Fennel is a great addition to your dog’s diet, with several potential health benefits and possible mild side effects. Besides freshening your dog’s breath, fennel can also help with stomach issues, like bloat and constipation, and act as an immune booster. Best of all, fennel is an inexpensive and easy-to-grow herb, making for a quick and simple way to add extra nutrients to your dog’s diet.


Featured Image: congerdesign, Pixabay

Nicole Cosgrove

Nicole is the proud mom of Baby, a Burmese cat and Rosa, a New Zealand Huntaway. A Canadian expat, Nicole now lives on a lush forest property with her Kiwi husband in New Zealand.
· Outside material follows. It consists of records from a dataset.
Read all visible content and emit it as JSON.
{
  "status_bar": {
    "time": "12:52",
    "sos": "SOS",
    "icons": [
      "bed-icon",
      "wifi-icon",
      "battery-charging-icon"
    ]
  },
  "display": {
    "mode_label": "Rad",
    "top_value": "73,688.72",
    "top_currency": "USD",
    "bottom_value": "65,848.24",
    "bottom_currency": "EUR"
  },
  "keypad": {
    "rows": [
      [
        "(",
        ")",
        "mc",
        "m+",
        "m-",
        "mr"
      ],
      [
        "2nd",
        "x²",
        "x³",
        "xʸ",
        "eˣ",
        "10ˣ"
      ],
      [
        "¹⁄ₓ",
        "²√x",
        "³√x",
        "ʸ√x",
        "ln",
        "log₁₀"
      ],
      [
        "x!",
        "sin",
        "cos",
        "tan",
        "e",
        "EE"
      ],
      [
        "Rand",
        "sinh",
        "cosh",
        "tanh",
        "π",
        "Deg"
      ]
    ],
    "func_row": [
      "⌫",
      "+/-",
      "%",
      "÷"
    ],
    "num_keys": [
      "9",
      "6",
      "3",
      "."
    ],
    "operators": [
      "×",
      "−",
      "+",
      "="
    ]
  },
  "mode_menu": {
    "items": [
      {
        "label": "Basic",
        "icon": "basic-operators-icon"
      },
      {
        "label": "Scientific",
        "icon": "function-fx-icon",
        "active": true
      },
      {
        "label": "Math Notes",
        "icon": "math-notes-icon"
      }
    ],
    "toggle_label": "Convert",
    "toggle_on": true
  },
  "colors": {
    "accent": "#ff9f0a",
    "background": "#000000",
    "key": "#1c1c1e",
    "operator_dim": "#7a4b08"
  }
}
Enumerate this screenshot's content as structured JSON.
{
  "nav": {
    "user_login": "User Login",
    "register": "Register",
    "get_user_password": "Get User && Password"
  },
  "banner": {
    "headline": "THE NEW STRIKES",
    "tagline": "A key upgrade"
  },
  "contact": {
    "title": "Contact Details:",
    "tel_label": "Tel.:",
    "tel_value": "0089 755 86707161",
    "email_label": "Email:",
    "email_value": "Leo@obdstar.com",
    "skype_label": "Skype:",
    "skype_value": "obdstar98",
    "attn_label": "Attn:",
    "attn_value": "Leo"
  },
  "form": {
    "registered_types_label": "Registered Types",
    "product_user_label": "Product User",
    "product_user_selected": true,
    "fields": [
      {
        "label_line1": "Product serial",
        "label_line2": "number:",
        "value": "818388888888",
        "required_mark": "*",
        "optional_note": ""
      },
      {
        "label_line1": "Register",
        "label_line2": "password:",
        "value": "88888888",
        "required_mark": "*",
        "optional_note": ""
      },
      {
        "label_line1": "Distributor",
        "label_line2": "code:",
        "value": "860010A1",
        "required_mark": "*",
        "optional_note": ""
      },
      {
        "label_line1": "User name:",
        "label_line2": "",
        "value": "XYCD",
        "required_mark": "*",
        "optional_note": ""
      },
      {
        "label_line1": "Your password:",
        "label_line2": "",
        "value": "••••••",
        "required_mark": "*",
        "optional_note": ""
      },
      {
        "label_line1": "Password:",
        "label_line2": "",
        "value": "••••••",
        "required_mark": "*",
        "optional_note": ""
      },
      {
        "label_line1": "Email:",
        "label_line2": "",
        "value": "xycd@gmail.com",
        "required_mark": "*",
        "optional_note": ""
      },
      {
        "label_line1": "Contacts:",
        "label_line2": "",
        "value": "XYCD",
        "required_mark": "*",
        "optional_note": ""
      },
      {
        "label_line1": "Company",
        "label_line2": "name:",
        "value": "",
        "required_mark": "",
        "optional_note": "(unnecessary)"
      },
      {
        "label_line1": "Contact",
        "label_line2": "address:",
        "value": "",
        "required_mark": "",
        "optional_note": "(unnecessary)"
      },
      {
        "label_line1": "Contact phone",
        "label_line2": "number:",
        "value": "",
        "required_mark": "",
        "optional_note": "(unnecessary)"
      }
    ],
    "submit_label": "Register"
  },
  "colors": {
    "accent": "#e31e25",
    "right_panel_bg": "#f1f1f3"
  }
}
She has a strong love for all animals of all shapes and sizes (and particularly loves a good interspecies friendship) and wants to share her animal knowledge and other experts' knowledge with pet lovers across the globe.